3). “…Making love with a woman and sleeping with a woman are two separate passions, not merely different but opposite.Love does not make itself felt in the desire for copulation (a desire that extends to an infinite number of women) but in the desire for shard sleep (a desire limited to one woman).
to be continued…
Communicability is seen as a vehicle for mutual empathy and love. Are we finally undoing what Kropotkin calls mutual aid.
Prior to the development of the smartphone, the queue or line-up as it’s known in North America used to be one of the few places where it was deemed socially acceptable to talk to strangers. These days however the majority of people appear too absorbed by their iPhones to strike up a conversation. Airlines are on the verge of allowing such devices to be used on flights; no need to talk to the person sitting next to you. And even National Parks are setting up Wifi networks. We have never before been so connected to, and yet disconnected from the world around us.
I have been to Kashmir twice in the past two years. Both times as an ignorant tourist unaware of the nuances of Kashmiri history and politics, but the second time less so having read Basharat Peer’s moving memoirs Curfewed Nights. So while I did the whole touristy routine of waxing eloquent on the beauty of Kashmir and visiting Gulmarg, Pehelgam, Chandanvadi or Sonmarg I was always constantly aware of the presence of places like Papa 1 and Papa 2, torture cells used during the insurgency or the cemetery of the nameless and numerous young Kashmiris, hidden behind the handicrafts showrooms and cheap restaurants offering vegetarian foods to the vegetarian tourist from the mainland.

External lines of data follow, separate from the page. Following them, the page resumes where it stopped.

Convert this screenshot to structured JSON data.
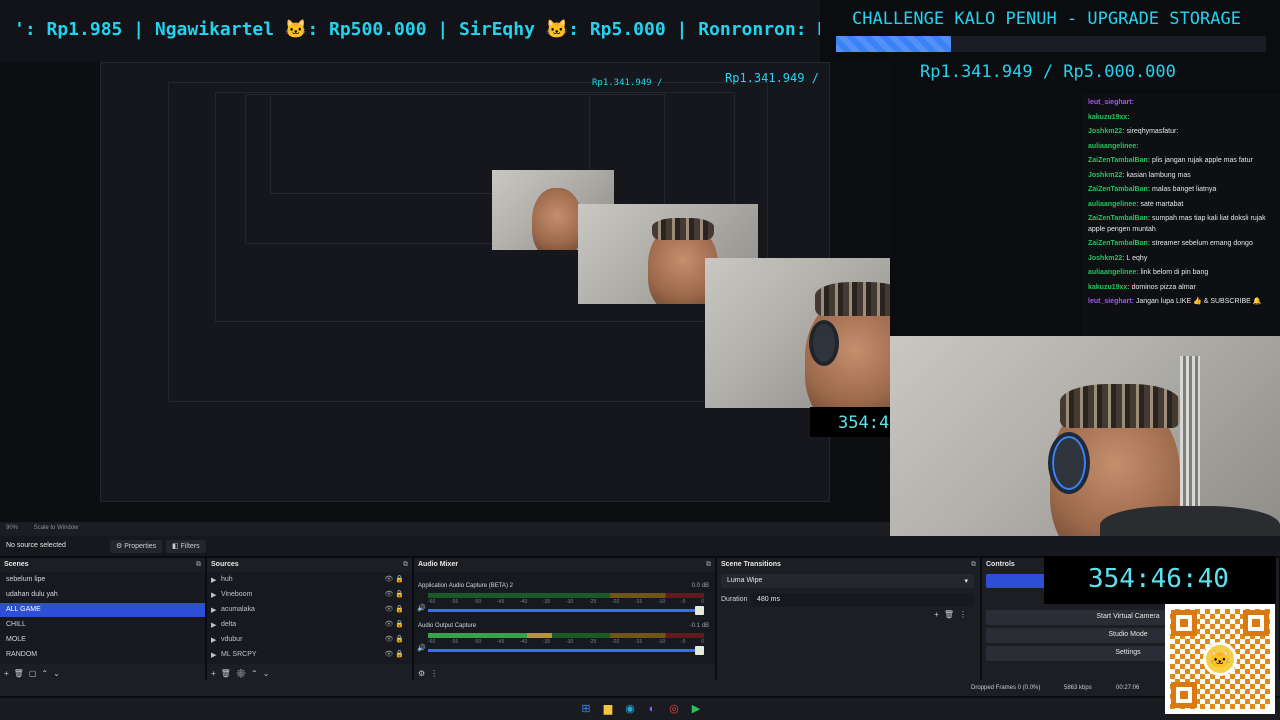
{
  "ticker": {
    "text": "': Rp1.985 | Ngawikartel 🐱: Rp500.000 | SirEqhy 🐱: Rp5.000 | Ronronron: Rp"
  },
  "challenge": {
    "title": "CHALLENGE KALO PENUH - UPGRADE STORAGE",
    "amount": "Rp1.341.949 / Rp5.000.000",
    "progress": 0.268,
    "accent": "#22d3ee"
  },
  "preview": {
    "mini_amount_1": "Rp1.341.949 /",
    "mini_amount_2": "Rp1.341.949 /",
    "mini_timer": "354:4"
  },
  "chat": [
    {
      "user": "leut_sieghart:",
      "msg": "",
      "purple": true
    },
    {
      "user": "kakuzu19xx:",
      "msg": "",
      "purple": false
    },
    {
      "user": "Joshkm22:",
      "msg": "sireqhymasfatur:",
      "purple": false
    },
    {
      "user": "auliaangelinee:",
      "msg": "",
      "purple": false
    },
    {
      "user": "ZaiZenTambalBan:",
      "msg": "plis jangan rujak apple mas fatur",
      "purple": false
    },
    {
      "user": "Joshkm22:",
      "msg": "kasian lambung mas",
      "purple": false
    },
    {
      "user": "ZaiZenTambalBan:",
      "msg": "malas banget liatnya",
      "purple": false
    },
    {
      "user": "auliaangelinee:",
      "msg": "sate martabat",
      "purple": false
    },
    {
      "user": "ZaiZenTambalBan:",
      "msg": "sumpah mas tiap kali liat doksli rujak apple pengen muntah",
      "purple": false
    },
    {
      "user": "ZaiZenTambalBan:",
      "msg": "streamer sebelum emang dongo",
      "purple": false
    },
    {
      "user": "Joshkm22:",
      "msg": "L eqhy",
      "purple": false
    },
    {
      "user": "auliaangelinee:",
      "msg": "link belom di pin bang",
      "purple": false
    },
    {
      "user": "kakuzu19xx:",
      "msg": "dominos pizza almar",
      "purple": false
    },
    {
      "user": "leut_sieghart:",
      "msg": "Jangan lupa LIKE 👍 & SUBSCRIBE 🔔",
      "purple": true
    }
  ],
  "obs": {
    "zoom": "90%",
    "scale": "Scale to Window",
    "no_source": "No source selected",
    "properties": "Properties",
    "filters": "Filters",
    "scenes_title": "Scenes",
    "scenes": [
      "sebelum lipe",
      "udahan dulu yah",
      "ALL GAME",
      "CHILL",
      "MOLE",
      "RANDOM"
    ],
    "selected_scene_index": 2,
    "sources_title": "Sources",
    "sources": [
      "huh",
      "Vineboom",
      "acumalaka",
      "delta",
      "vdubur",
      "ML SRCPY"
    ],
    "mixer_title": "Audio Mixer",
    "mixer": [
      {
        "name": "Application Audio Capture (BETA) 2",
        "db": "0.0 dB",
        "level": 0.0
      },
      {
        "name": "Audio Output Capture",
        "db": "-0.1 dB",
        "level": 0.45
      }
    ],
    "scale_ticks": [
      "-60",
      "-55",
      "-50",
      "-45",
      "-40",
      "-35",
      "-30",
      "-25",
      "-20",
      "-15",
      "-10",
      "-5",
      "0"
    ],
    "transitions_title": "Scene Transitions",
    "transition": "Luma Wipe",
    "duration_label": "Duration",
    "duration": "480 ms",
    "controls_title": "Controls",
    "controls": [
      "Start Virtual Camera",
      "Studio Mode",
      "Settings"
    ],
    "dropped": "Dropped Frames 0 (0.0%)",
    "kbps": "5863 kbps",
    "time": "00:27:06"
  },
  "timer": "354:46:40",
  "taskbar": {
    "icons": [
      {
        "name": "windows-icon",
        "glyph": "⊞",
        "color": "#3b82f6"
      },
      {
        "name": "folder-icon",
        "glyph": "▆",
        "color": "#f5c542"
      },
      {
        "name": "edge-icon",
        "glyph": "◉",
        "color": "#22a7d6"
      },
      {
        "name": "discord-icon",
        "glyph": "◐",
        "color": "#8b5cf6"
      },
      {
        "name": "chrome-icon",
        "glyph": "◎",
        "color": "#ef4444"
      },
      {
        "name": "play-icon",
        "glyph": "▶",
        "color": "#22c55e"
      }
    ]
  }
}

Peer was inspired to write these memoirs when he was overcome “with a sense of shame” on not finding one book on Kashmir’s struggle during the nineties in English in a New Delhi bookshop. I was filled with a similar shame when I heard some of the most insensitive remarks made by the tourists et al. The ignorance and the nonchalance of the tourist is appalling and the insensitivity they display towards the struggle and deaths of countless Kashmiris by the paramilitary forces radicalised by the pro-Pakistan or pro-freedom leanings in Kashmir is almost inhuman and goes against everything that Hindus/Indians pride themselves in: empathy. Their dominance rationalised and legitimised by the central government and its marginalisation both political and social leads them to acquire an arrogance in their superiority being similar to the Turtons in Passage to India. I write Hindu as synonymous to India because in the popular imagination Muslim and Kashmiri are both synonymous with Pakistan. A non secular essentialisation of identities exists even in contemporary politics exemplified by the pro-Hindu rhetoric of the Bhartiya Janta Party and Vishwa Hindu Parishad and Rashtriya Swayamsevak Sangh.
Here a few things I heard:
1). You know these people, they are very insensitive and unemotional. They are trained like that from childhood. Did you see how Kasab killed all those good people?
2). These people are such frauds always looting the country and the tourist too. They should remember they get their meals because of the tourists. Without tourism, Kashmir is nothing.
3). Kashmir is paradise on Earth, Akbar said it but look how self-destructive they are. They have completely destroyed Kashmir and made it a human hell.
4). All this non-vegetarian diet makes them so hardy and fanatical. They don’t think twice about taking a life.
5). Uff, I don’t care what happens in the valley. Blast as many bombs as you want once I am out of here.
6). You know they are all one and united. They have such a strong sense of community and religion. So orthodox. Even the educated ones do not support India.
These bigoted remarks are constantly made in parlance along with the praises of how beautiful the paradise on earth is etc etc. I will not put up pictures from Kashmir for I do not wish to trivialise and reduce Kashmir to natural beauty. And I believe that a naive empathy is better than insensitive bigotry. So while I am not be well versed with the nuances of the struggle, I hope I will have empathy enough to know the Other.